8 December 2014: “Shaping” the river depth
First meeting before disembarking
Because it takes a long time to process samples from the field, I just got my first major data points from the river sediments we collected this past March and July. The data measure (1) what percentage of the sediment is and (2) the composition of carbon isotopes in each sample which I will represent by the symbol δ13C. These metrics are useful for making broad statements about where the river organic carbon comes from (e.g., algae vs. various plant types), how these vary with season, and what further analyses of greater specificity need to be done.
Once you start plotting the data in different graphs, you can see different shapes and forms of it emerge across the times and in locations of the river’s cross-section that we sampled. The most obvious shape so far is how the percent organic carbon and δ13C values of sediments between the river surface and depths closer to the river bed. The same shift by depth occurs in March and July.

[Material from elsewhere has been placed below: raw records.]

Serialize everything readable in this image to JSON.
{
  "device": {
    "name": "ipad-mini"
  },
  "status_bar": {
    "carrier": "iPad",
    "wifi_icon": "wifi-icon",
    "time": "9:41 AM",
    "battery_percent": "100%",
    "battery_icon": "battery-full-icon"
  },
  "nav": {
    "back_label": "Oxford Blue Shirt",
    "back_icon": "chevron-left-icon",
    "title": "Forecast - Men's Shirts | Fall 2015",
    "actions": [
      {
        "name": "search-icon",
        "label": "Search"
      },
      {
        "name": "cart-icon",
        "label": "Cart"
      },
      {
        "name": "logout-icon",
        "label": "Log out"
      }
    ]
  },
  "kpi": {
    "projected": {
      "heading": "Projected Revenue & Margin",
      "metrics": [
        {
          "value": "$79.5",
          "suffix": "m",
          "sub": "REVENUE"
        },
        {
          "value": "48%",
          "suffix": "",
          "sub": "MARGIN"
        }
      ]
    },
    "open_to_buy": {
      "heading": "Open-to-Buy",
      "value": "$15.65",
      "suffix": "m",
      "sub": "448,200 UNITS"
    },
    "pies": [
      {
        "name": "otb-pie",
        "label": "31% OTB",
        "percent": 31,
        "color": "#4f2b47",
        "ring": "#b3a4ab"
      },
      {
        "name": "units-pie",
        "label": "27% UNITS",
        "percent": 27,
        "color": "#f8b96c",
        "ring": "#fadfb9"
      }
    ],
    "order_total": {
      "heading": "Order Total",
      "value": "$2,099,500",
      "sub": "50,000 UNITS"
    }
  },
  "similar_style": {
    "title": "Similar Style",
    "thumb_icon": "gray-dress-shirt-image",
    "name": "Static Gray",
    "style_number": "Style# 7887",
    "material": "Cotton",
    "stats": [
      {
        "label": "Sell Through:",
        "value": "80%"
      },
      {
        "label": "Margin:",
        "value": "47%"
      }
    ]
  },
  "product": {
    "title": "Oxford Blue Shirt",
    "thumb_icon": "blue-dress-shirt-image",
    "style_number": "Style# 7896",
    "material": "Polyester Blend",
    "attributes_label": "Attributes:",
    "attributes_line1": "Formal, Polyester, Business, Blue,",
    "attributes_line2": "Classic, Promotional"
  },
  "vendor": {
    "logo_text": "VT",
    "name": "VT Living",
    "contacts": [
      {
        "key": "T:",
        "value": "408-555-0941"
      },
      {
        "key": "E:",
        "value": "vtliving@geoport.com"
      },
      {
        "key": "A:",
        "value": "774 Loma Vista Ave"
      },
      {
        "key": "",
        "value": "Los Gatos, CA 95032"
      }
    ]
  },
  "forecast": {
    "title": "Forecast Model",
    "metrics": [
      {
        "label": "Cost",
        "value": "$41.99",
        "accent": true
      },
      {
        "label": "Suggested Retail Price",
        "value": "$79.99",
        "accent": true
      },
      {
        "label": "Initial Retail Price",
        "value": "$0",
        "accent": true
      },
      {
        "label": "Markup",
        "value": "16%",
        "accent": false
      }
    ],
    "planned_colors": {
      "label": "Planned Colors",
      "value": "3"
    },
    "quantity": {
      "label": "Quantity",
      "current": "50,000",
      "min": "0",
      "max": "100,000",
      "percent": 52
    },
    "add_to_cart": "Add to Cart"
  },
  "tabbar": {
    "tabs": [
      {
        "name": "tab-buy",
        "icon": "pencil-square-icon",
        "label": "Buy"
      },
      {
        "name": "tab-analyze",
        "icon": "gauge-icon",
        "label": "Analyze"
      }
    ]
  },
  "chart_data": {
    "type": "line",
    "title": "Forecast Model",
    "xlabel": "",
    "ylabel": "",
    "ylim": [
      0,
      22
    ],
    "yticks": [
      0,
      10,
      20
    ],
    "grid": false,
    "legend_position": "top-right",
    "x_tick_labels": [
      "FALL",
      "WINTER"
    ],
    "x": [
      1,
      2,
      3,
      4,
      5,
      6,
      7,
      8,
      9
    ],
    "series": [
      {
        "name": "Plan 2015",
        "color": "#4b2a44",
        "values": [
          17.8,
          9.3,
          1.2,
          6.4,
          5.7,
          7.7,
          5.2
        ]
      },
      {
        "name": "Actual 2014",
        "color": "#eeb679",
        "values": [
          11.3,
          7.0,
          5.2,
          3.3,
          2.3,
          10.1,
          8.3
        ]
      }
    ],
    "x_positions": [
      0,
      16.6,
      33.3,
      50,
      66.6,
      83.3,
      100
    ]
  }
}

We are not the first to see this, but it somewhat comforting to verify previous scientist’s observations that the Amazon River is more complicated than it looks. It means that you can’t just take one measurement at one time – one sample – and say that this data point scales with all the carbon moving through the river system towards the ocean. It means that the solid material which the river carries in the surface can be significantly different in composition from the material it carries at depth. What we see in the surface can come from different sources or parts of the drainage basin, and can also interact with the river environment differently on its way towards the Atlantic Ocean.
This is a typical complexity of all large, deep rivers. The volume of water in flux is so great that the denser (which tends to be heavier and larger) sedimentary material always ends up deeper in the river. Scientists have tried to fit all this mathematically into one equation, called the Rouse profile equation, named after the scientist who formulated it (Rouse 1950). The equation allows you to calculate the amount of sedimentary material (or a specific chemical measurement in it) at any depth of a river so long as you have one known measurement at one depth. The unique Rouse number, a constant in the equation, encompasses all change with depth expected to occur in that specific river.
Like all scientific models of the real world, the Rouse profile is a simplification. It does not always work. But it is more accurate and practical than assuming that large rivers are all the same with depth. And when it does, it means that one need not take measurements at all depths of a large river because you can calculate, or “model” them, instead (Bouchez et al. 2010).
Carl Johnson, our lab manager, emailed us the data just this past Friday. It’s perfect timing to have fresh data to discuss as we disembark on the boat today. Here’s our course for the coming week. I will reveal the sequence of these sites later on.
1. Bouchez, J., Metivier, F., Lupker, M., Maurice, L., Perez, M., Gaillardet, J., & France‐Lanord, C. (2011). Prediction of depth‐integrated fluxes of suspended sediment in the Amazon River: Particle aggregation as a complicating factor.Hydrological Processes, 25(5), 778-794.
2. Rouse H. 1950. Engineering Hydraulics. Wiley: New York.